Janecek, 57, died of a severe septic infection in a hospital in Rio de Janeiro, Brazil, her family said.

For more than 20 years, the Minneapolis strategist waded through the state’s political landscape, serving as a GOP activist, lobbyist and writer. She flexed her writing skills on her Politics in Minnesota newsletter and state directory, and also offered up her views on politics to local and national media.

She was unafraid to speak her mind, but listened to those on the other side of the aisle, too — evidenced upon her death by the outpouring of emotional condolences from people across the political spectrum.

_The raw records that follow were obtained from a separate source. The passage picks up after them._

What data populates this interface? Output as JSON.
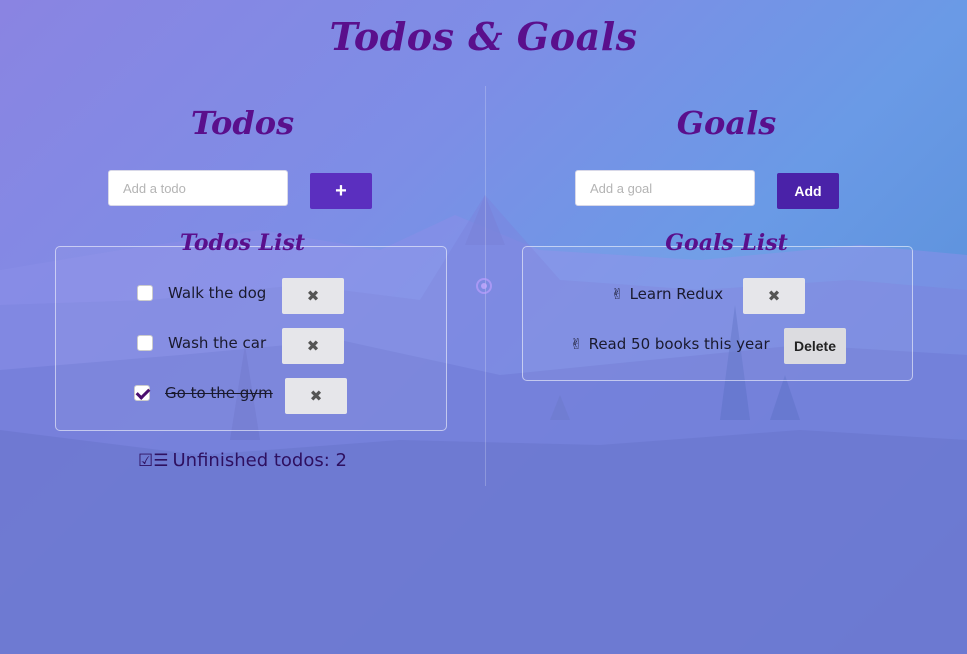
{
  "app": {
    "title": "Todos & Goals"
  },
  "todos": {
    "title": "Todos",
    "input_placeholder": "Add a todo",
    "add_label": "+",
    "list_title": "Todos List",
    "items": [
      {
        "text": "Walk the dog",
        "done": false
      },
      {
        "text": "Wash the car",
        "done": false
      },
      {
        "text": "Go to the gym",
        "done": true
      }
    ],
    "remove_label": "✖",
    "unfinished_label": "Unfinished todos: 2",
    "unfinished_icon": "list-check-icon"
  },
  "goals": {
    "title": "Goals",
    "input_placeholder": "Add a goal",
    "add_label": "Add",
    "list_title": "Goals List",
    "item_icon": "✌",
    "items": [
      {
        "text": "Learn Redux",
        "remove_label": "✖"
      },
      {
        "text": "Read 50 books this year",
        "remove_label": "Delete"
      }
    ]
  },
  "colors": {
    "title": "#5a0f8c",
    "accent_button": "#5b2fbf",
    "remove_button": "#e6e6ea"
  }
}
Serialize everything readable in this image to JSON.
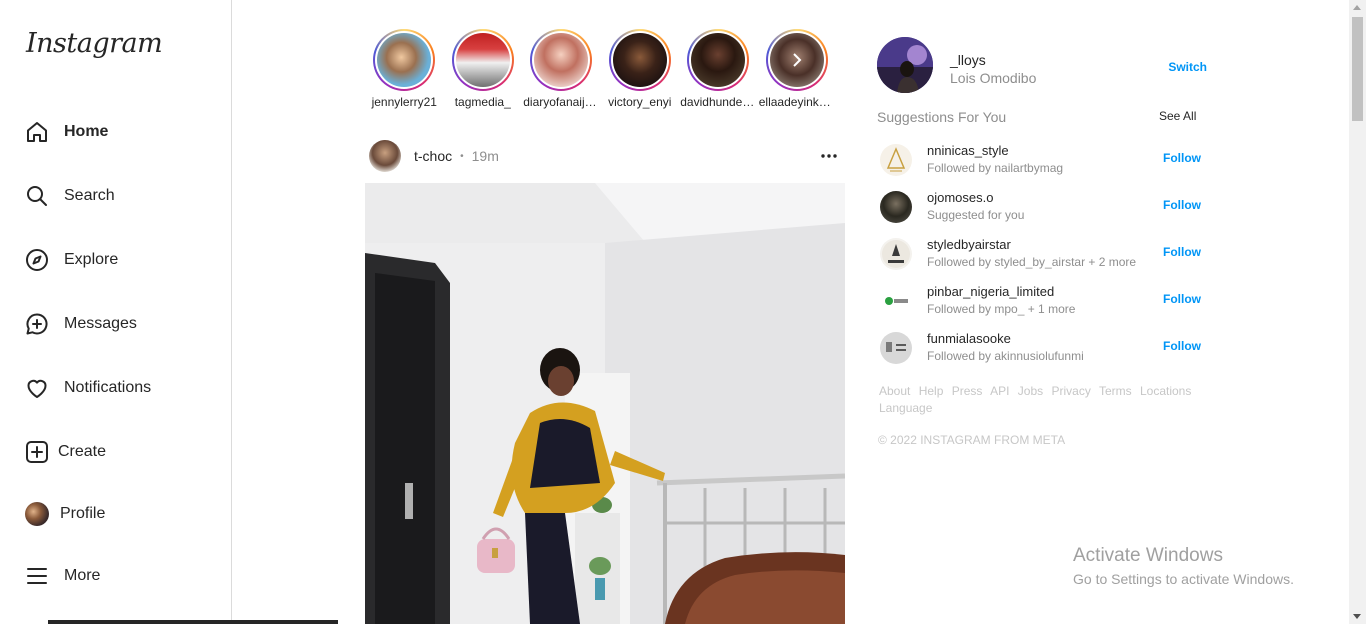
{
  "sidebar": {
    "logo": "Instagram",
    "items": [
      {
        "label": "Home",
        "icon": "home-icon"
      },
      {
        "label": "Search",
        "icon": "search-icon"
      },
      {
        "label": "Explore",
        "icon": "compass-icon"
      },
      {
        "label": "Messages",
        "icon": "messenger-icon"
      },
      {
        "label": "Notifications",
        "icon": "heart-icon"
      },
      {
        "label": "Create",
        "icon": "plus-square-icon"
      },
      {
        "label": "Profile",
        "icon": "avatar"
      },
      {
        "label": "More",
        "icon": "menu-icon"
      }
    ]
  },
  "stories": [
    {
      "name": "jennylerry21"
    },
    {
      "name": "tagmedia_"
    },
    {
      "name": "diaryofanaija..."
    },
    {
      "name": "victory_enyi"
    },
    {
      "name": "davidhundeyin"
    },
    {
      "name": "ellaadeyinka..."
    }
  ],
  "post": {
    "username": "t-choc",
    "dot": "•",
    "time": "19m"
  },
  "profile": {
    "username": "_lloys",
    "fullname": "Lois Omodibo",
    "switch_label": "Switch"
  },
  "suggestions": {
    "title": "Suggestions For You",
    "see_all": "See All",
    "follow_label": "Follow",
    "items": [
      {
        "username": "nninicas_style",
        "detail": "Followed by nailartbymag"
      },
      {
        "username": "ojomoses.o",
        "detail": "Suggested for you"
      },
      {
        "username": "styledbyairstar",
        "detail": "Followed by styled_by_airstar + 2 more"
      },
      {
        "username": "pinbar_nigeria_limited",
        "detail": "Followed by mpo_ + 1 more"
      },
      {
        "username": "funmialasooke",
        "detail": "Followed by akinnusiolufunmi"
      }
    ]
  },
  "footer": {
    "links": [
      "About",
      "Help",
      "Press",
      "API",
      "Jobs",
      "Privacy",
      "Terms",
      "Locations",
      "Language"
    ],
    "copyright": "© 2022 INSTAGRAM FROM META"
  },
  "watermark": {
    "line1": "Activate Windows",
    "line2": "Go to Settings to activate Windows."
  },
  "colors": {
    "accent": "#0095f6",
    "text": "#262626",
    "muted": "#8e8e8e",
    "border": "#dbdbdb"
  }
}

“We will miss her keen insights and wonderful wit,” Gov. Mark Dayton said Saturday.

Janecek grew up in New Brighton and was class president at Irondale High School. She went on to the University of Minnesota, where she also earned a law degree.

In the late 1980s, she kicked off her career as a state lobbyist. Naturally analytical and curious, she gained respect for her sharp skills and drive to toil long hours, her family said. Especially at the start of her career, she often was the only woman in a group of men.

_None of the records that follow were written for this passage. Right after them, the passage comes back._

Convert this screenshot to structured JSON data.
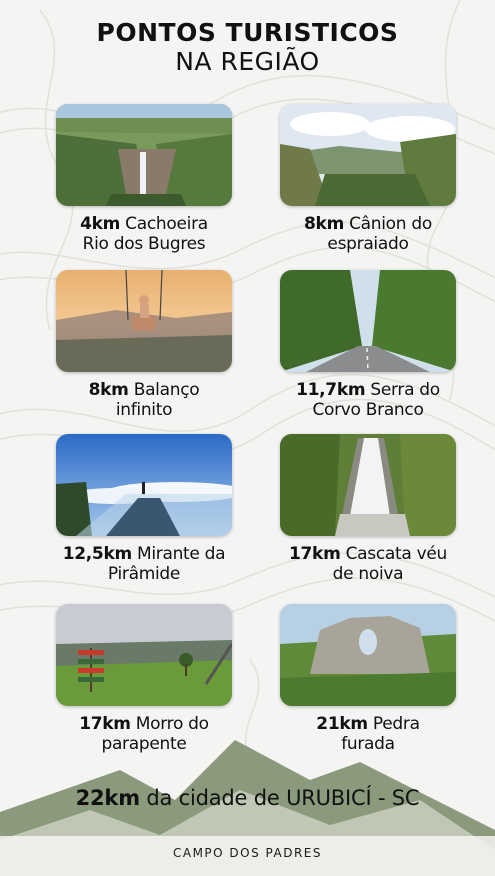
{
  "header": {
    "line1": "PONTOS TURISTICOS",
    "line2": "NA REGIÃO"
  },
  "spots": [
    {
      "distance": "4km",
      "name_line1": "Cachoeira",
      "name_line2": "Rio dos Bugres",
      "photo": "waterfall-canyon-photo"
    },
    {
      "distance": "8km",
      "name_line1": "Cânion do",
      "name_line2": "espraiado",
      "photo": "canyon-valley-photo"
    },
    {
      "distance": "8km",
      "name_line1": "Balanço",
      "name_line2": "infinito",
      "photo": "swing-sunset-photo"
    },
    {
      "distance": "11,7km",
      "name_line1": "Serra do",
      "name_line2": "Corvo Branco",
      "photo": "road-cut-photo"
    },
    {
      "distance": "12,5km",
      "name_line1": "Mirante da",
      "name_line2": "Pirâmide",
      "photo": "glass-lookout-photo"
    },
    {
      "distance": "17km",
      "name_line1": "Cascata véu",
      "name_line2": "de noiva",
      "photo": "bridal-veil-waterfall-photo"
    },
    {
      "distance": "17km",
      "name_line1": "Morro do",
      "name_line2": "parapente",
      "photo": "paragliding-hill-photo"
    },
    {
      "distance": "21km",
      "name_line1": "Pedra",
      "name_line2": "furada",
      "photo": "pierced-rock-photo"
    }
  ],
  "footer": {
    "distance": "22km",
    "text": "da cidade de URUBICÍ - SC",
    "brand": "CAMPO DOS PADRES"
  },
  "colors": {
    "mountain": "#8b9a7c",
    "background": "#f4f4f2",
    "topo_lines": "#e2e2de"
  }
}
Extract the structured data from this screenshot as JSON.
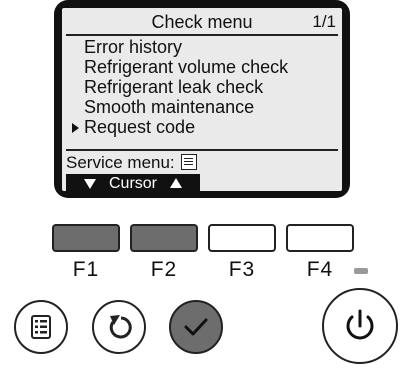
{
  "screen": {
    "title": "Check menu",
    "page": "1/1",
    "menu_items": [
      {
        "label": "Error history",
        "selected": false
      },
      {
        "label": "Refrigerant volume check",
        "selected": false
      },
      {
        "label": "Refrigerant leak check",
        "selected": false
      },
      {
        "label": "Smooth maintenance",
        "selected": false
      },
      {
        "label": "Request code",
        "selected": true
      }
    ],
    "service_menu_label": "Service menu:",
    "service_menu_icon": "menu-icon",
    "cursor_label": "Cursor"
  },
  "function_keys": [
    {
      "label": "F1",
      "active": true
    },
    {
      "label": "F2",
      "active": true
    },
    {
      "label": "F3",
      "active": false
    },
    {
      "label": "F4",
      "active": false
    }
  ],
  "buttons": {
    "menu_icon": "menu-icon",
    "return_icon": "return-icon",
    "ok_icon": "checkmark-icon",
    "power_icon": "power-icon"
  },
  "colors": {
    "lcd_background": "#eaeaea",
    "frame": "#111111",
    "active_key": "#6d6d6d",
    "inactive_key": "#ffffff",
    "power_led": "#9a9a9a"
  }
}
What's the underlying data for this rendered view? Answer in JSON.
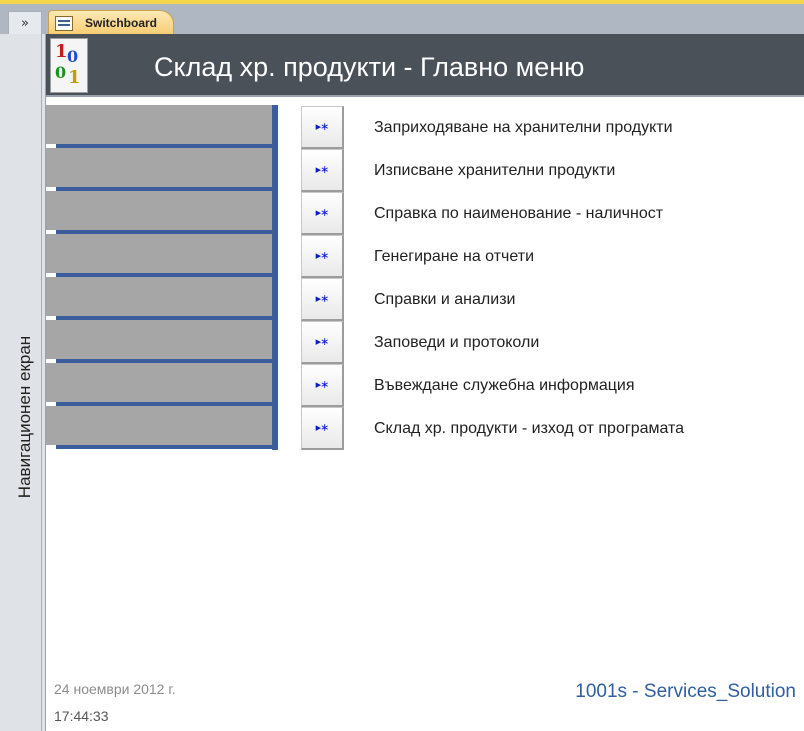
{
  "nav_toggle": "»",
  "tab": {
    "label": "Switchboard"
  },
  "navpane": {
    "label": "Навигационен екран"
  },
  "logo": {
    "text": [
      "1",
      "0",
      "0",
      "1"
    ]
  },
  "header": {
    "title": "Склад хр. продукти - Главно меню"
  },
  "menu": {
    "button_icon": "▸∗",
    "items": [
      {
        "label": "Заприходяване на хранителни продукти"
      },
      {
        "label": "Изписване хранителни продукти"
      },
      {
        "label": "Справка по наименование -  наличност"
      },
      {
        "label": "Генегиране на отчети"
      },
      {
        "label": "Справки и анализи"
      },
      {
        "label": "Заповеди и протоколи"
      },
      {
        "label": "Въвеждане служебна информация"
      },
      {
        "label": "Склад хр. продукти - изход от програмата"
      }
    ]
  },
  "footer": {
    "date": "24 ноември 2012 г.",
    "time": "17:44:33",
    "company": "1001s - Services_Solution"
  }
}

From 1990 to 2002, she and Wy Spano, a Democrat, ran a lobbying firm together. “She was quite willing to listen to the other side of whatever the discussion was,” he said.

Janecek went on to edit the Politics in Minnesota newsletter and serve as publisher of the Politics in Minnesota state directory, collecting interviews for legislators and other public officials throughout the state. The directory was an innovative undertaking, said Blois Olson, who copublished the newsletter with her.

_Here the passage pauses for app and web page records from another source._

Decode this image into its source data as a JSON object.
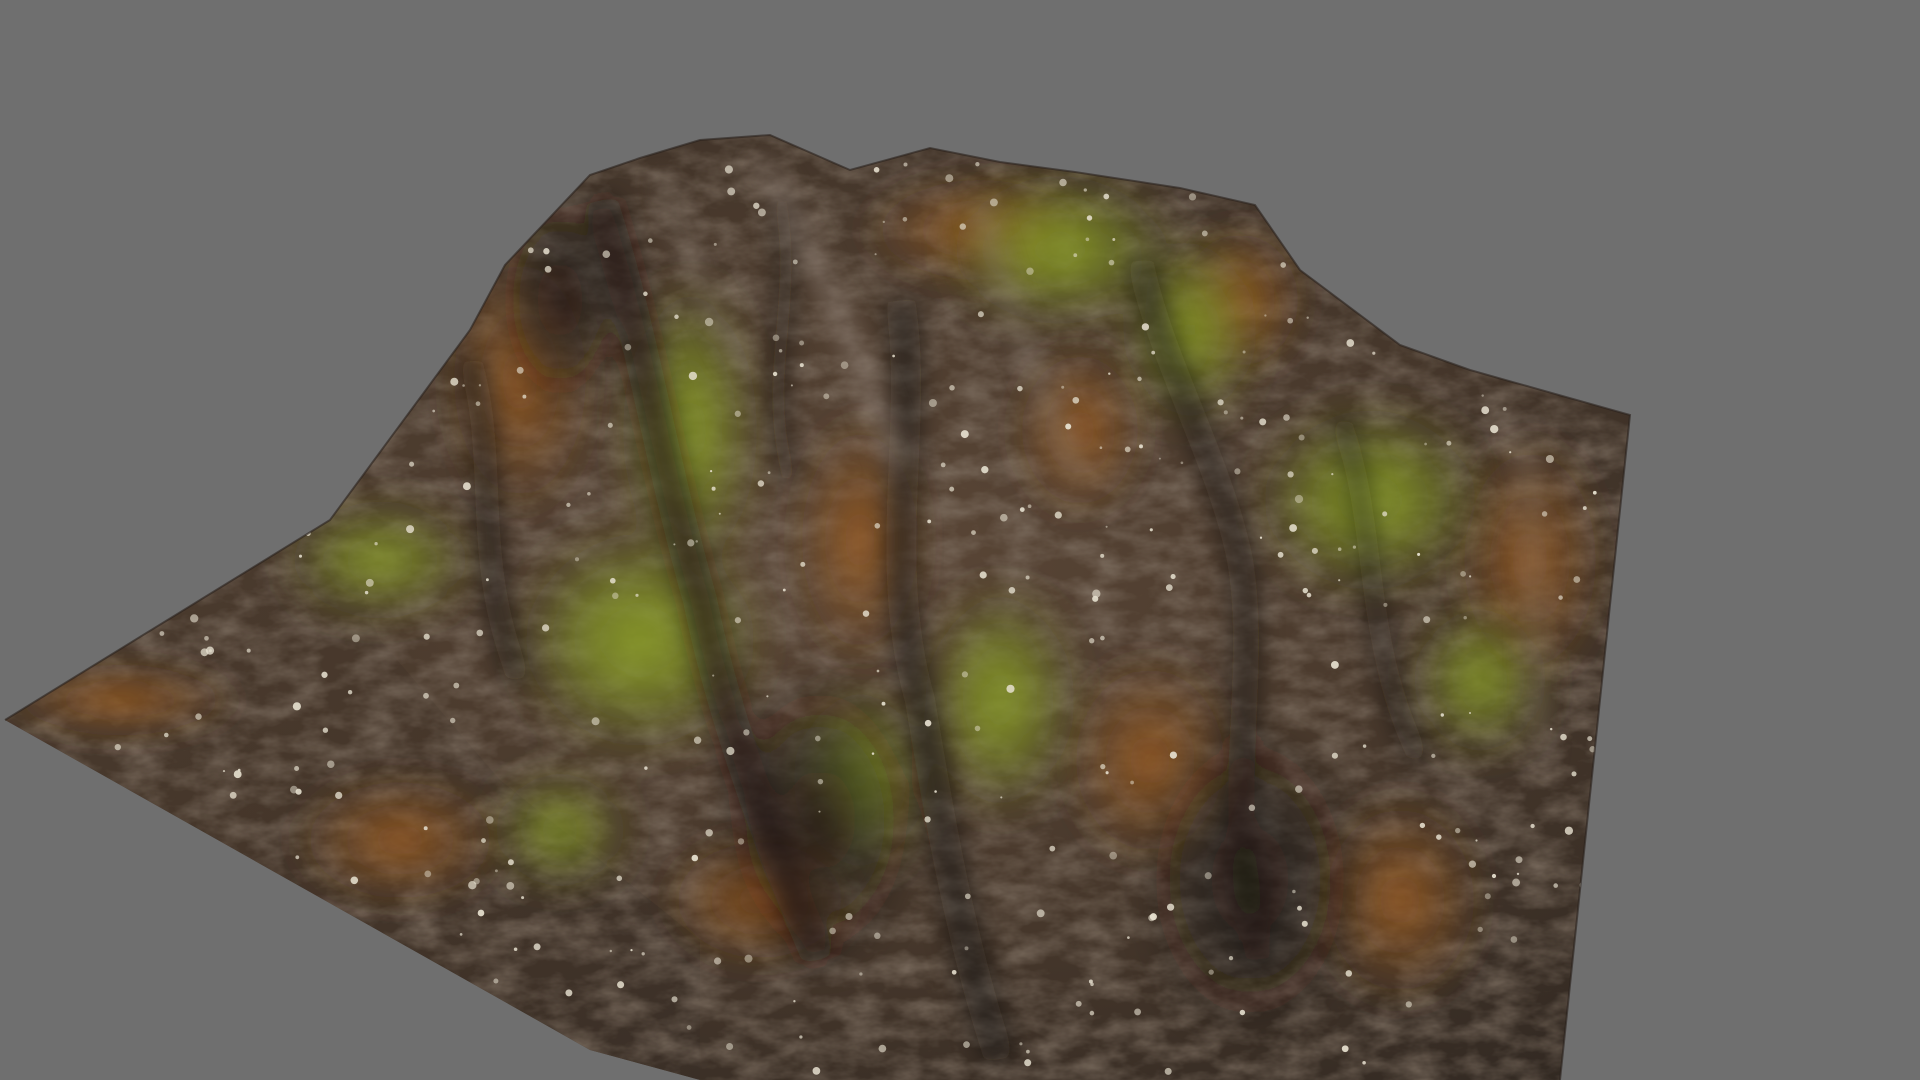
{
  "viewport": {
    "background_color": "#6f6f6f"
  },
  "model": {
    "subject": "rock-terrain-mesh",
    "material_colors": {
      "rock_dark": "#3a2e26",
      "rock_mid": "#5a4535",
      "rust_orange": "#8a5522",
      "moss_green": "#7f9420",
      "lichen_white": "#e6e0cf"
    }
  }
}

She also worked in consulting, making the rounds of shows on KSTP and TPT to talk politics.

One of Janecek’s most influential opinion pieces was “The bachelor farmer and the marriage vote,” published in the Star Tribune on Oct. 30, 2012. In it, she wrote that unlike many Republicans, she would be voting “no” on the traditional-marriage amendment in honor of her late uncle, a “bachelor farmer” with a longtime devoted friend. “I’m voting ‘no’ for my late uncle, and for all the bachelor farmers who may have been or are gay,” she wrote.

Janecek lived in her beloved Lowry Hill neighborhood, where she enjoyed frequenting dog parks with her yellow Lab.

Her personal life was not without sorrow. Her husband, Bill Scott, who served as a Marine in the Vietnam War and as a Minneapolis police officer, died of cancer that the family said was brought on by Agent Orange exposure. He died in 1998, the same year the two married.

Family was important to Janecek, said her sister, Karen Hoyt, of Champlin. She also loved to travel, often going on group trips or solo tours.

Her recent Facebook feed is full of blue-skied photos from South America until a Dec. 29 post in which she said she was running a fever. She died two weeks later.

Her family will cherish one of the last photos taken of her, in which she is celebrating her birthday high on a chair lift, waving to the camera and framed by the Andes.

“She had a unique zest for life,” Hoyt said. “She had a spark and a fire.”

In addition to her sister, she’s survived by a brother Jim Janecek, of Cottage Grove, and stepchildren Christine, Bill, Sarah and Mark Scott. Services are pending.